#### [EXTRACTED RECORDS]
========

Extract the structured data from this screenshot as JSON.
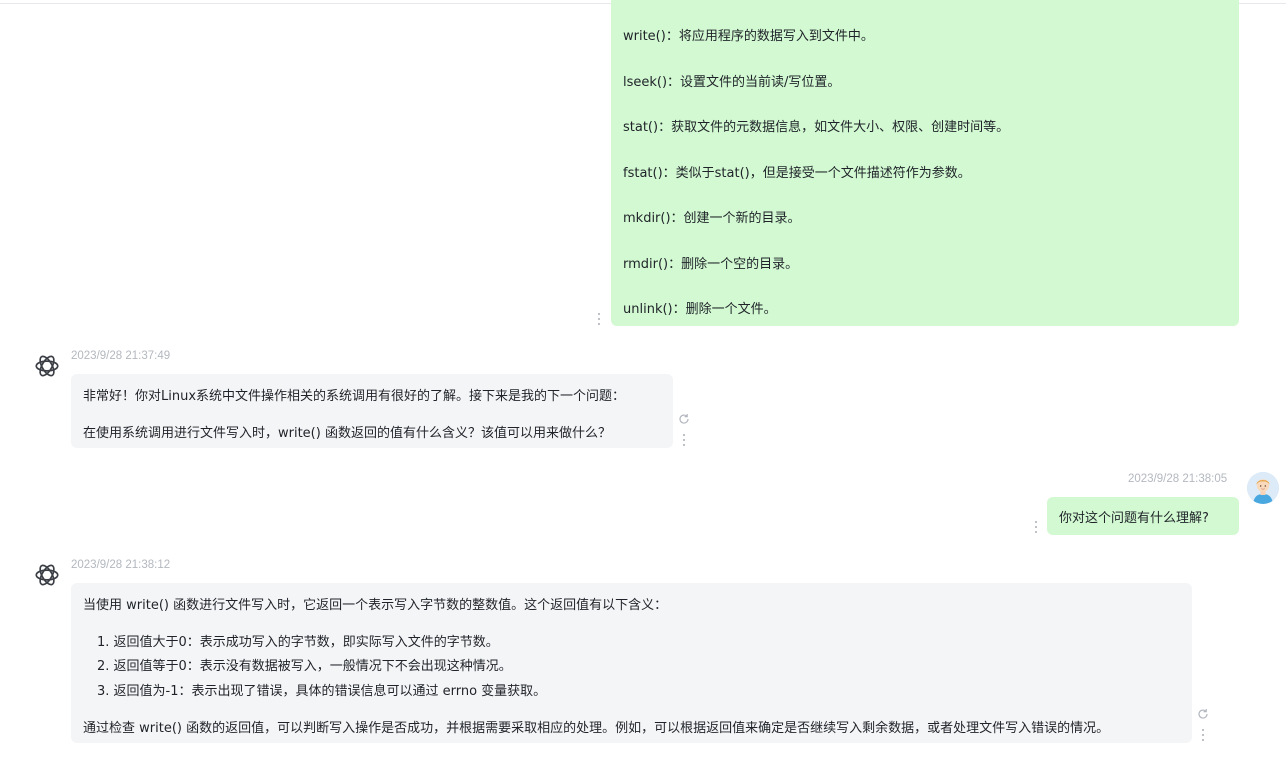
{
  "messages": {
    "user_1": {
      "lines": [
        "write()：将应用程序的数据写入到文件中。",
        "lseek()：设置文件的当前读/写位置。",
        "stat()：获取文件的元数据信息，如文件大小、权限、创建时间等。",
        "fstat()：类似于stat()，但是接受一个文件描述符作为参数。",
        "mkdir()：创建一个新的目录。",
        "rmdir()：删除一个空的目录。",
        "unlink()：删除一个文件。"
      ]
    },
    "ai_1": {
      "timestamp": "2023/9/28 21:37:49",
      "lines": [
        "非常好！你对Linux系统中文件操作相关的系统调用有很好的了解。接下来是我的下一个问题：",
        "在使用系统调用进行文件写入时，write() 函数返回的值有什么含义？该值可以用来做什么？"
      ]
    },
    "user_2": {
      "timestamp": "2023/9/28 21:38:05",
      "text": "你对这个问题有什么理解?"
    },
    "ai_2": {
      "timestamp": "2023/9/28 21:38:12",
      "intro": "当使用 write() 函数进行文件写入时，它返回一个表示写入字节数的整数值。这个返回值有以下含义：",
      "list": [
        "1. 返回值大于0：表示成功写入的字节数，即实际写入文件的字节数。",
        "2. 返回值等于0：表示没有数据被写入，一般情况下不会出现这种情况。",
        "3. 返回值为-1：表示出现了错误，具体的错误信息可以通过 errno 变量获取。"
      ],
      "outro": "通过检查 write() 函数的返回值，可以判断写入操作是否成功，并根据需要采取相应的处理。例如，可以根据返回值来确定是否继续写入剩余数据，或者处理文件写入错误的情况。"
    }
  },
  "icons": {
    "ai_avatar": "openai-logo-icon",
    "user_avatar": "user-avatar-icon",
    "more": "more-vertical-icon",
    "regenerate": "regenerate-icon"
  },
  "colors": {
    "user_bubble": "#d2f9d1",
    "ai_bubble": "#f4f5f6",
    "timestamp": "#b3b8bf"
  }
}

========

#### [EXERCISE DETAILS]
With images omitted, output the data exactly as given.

#### [ANSWER SECTION]
Extract the structured data from this screenshot as JSON.
{
  "messages": {
    "user_1": {
      "lines": [
        "write()：将应用程序的数据写入到文件中。",
        "lseek()：设置文件的当前读/写位置。",
        "stat()：获取文件的元数据信息，如文件大小、权限、创建时间等。",
        "fstat()：类似于stat()，但是接受一个文件描述符作为参数。",
        "mkdir()：创建一个新的目录。",
        "rmdir()：删除一个空的目录。",
        "unlink()：删除一个文件。"
      ]
    },
    "ai_1": {
      "timestamp": "2023/9/28 21:37:49",
      "lines": [
        "非常好！你对Linux系统中文件操作相关的系统调用有很好的了解。接下来是我的下一个问题：",
        "在使用系统调用进行文件写入时，write() 函数返回的值有什么含义？该值可以用来做什么？"
      ]
    },
    "user_2": {
      "timestamp": "2023/9/28 21:38:05",
      "text": "你对这个问题有什么理解?"
    },
    "ai_2": {
      "timestamp": "2023/9/28 21:38:12",
      "intro": "当使用 write() 函数进行文件写入时，它返回一个表示写入字节数的整数值。这个返回值有以下含义：",
      "list": [
        "1. 返回值大于0：表示成功写入的字节数，即实际写入文件的字节数。",
        "2. 返回值等于0：表示没有数据被写入，一般情况下不会出现这种情况。",
        "3. 返回值为-1：表示出现了错误，具体的错误信息可以通过 errno 变量获取。"
      ],
      "outro": "通过检查 write() 函数的返回值，可以判断写入操作是否成功，并根据需要采取相应的处理。例如，可以根据返回值来确定是否继续写入剩余数据，或者处理文件写入错误的情况。"
    }
  },
  "icons": {
    "ai_avatar": "openai-logo-icon",
    "user_avatar": "user-avatar-icon",
    "more": "more-vertical-icon",
    "regenerate": "regenerate-icon"
  },
  "colors": {
    "user_bubble": "#d2f9d1",
    "ai_bubble": "#f4f5f6",
    "timestamp": "#b3b8bf"
  }
}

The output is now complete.